Picks and Pans Review: Batman Forever
Despite some shortcomings, this second sequel is playful, original and lots of just plain fun.
Director Joel Schumacher does well by Kilmer, letting him use his inherent arrogance and commanding presence to create a convincingly charismatic Batman and Bruce Wayne. (Of course, unlike predecessor Michael Keaton, Kilmer isn't burdened by the expectation of comic behavior.) Kidman, too, appears to great advantage. As a shrink who hooks up with Batman to pursue Jones (as the patently schizophrenic, embittered ex-D.A. Two-Face), she is mostly required to look ravishing and be convincingly seductive. She succeeds roundly on both counts, despite wearing what looks like about a half-pound of crimson lipstick.

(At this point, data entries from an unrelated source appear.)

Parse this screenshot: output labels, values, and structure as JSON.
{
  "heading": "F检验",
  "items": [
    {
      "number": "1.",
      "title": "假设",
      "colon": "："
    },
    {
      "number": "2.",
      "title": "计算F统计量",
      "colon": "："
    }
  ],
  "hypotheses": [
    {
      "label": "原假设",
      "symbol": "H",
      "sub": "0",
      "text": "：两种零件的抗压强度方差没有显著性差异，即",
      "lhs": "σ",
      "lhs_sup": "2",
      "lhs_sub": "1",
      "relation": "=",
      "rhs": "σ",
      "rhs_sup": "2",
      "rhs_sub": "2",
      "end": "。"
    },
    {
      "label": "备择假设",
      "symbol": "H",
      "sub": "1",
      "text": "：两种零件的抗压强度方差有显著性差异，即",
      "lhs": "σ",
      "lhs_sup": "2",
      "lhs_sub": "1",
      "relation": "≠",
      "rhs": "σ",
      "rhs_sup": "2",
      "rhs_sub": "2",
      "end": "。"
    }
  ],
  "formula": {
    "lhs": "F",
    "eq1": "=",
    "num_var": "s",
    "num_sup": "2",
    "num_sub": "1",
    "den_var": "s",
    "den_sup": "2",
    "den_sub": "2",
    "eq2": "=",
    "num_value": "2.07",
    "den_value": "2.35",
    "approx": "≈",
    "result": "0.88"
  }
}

Faced with Carrey's Three Stooges overplaying, Jones, as the main villain, all but delivers a clinic in subtlety, as does English veteran Michael Gough, returning as the butler Alfred. He mainly helps the nicely cast O'Donnell, as the surviving member of a family aerial troupe Jones shot up in a circus, break into the act as Robin.
Drew Barrymore flaunts her natural sleaze as one of Jones's molls, and Ed Begley Jr. makes a memorable appearance as an officious manager at Wayne's factory. The screenplay, by Lee and Janet Scott Batchler and Akiva Goldsman, is refreshingly tasteful and often self-mockingly funny. At one point Kilmer and O'Donnell arrive on a man-made island, and O'Donnell exclaims, "Holy rusted metal!" When Kilmer reacts at what appears to be a reference to the old Batman TV series' catchphrase, O'Donnell makes it clear he was literally talking about holey corroded iron, not doing a "Holy!" joke.
But Schumacher, best known for such humorless thumb-suckers as Falling Down and The Lost Boys, is responsible for most of the movie's shortcomings. He allows his second-string villain, Carrey (as the Riddler), to slather comic mistiming and clumsy upstaging all over the place. And Schumacher shoots all the fight and chase scenes in such intense close-up that it's often impossible to tell what's going on.
Still, overall, it's a very entertaining movie. The title refers to Batman coming to terms with his role and resolving to continue his crime fighting. The appealing chemistry between Kilmer and the boyish but athletic O'Donnell suggests that life will continue to be chronicled onscreen. (PG-13)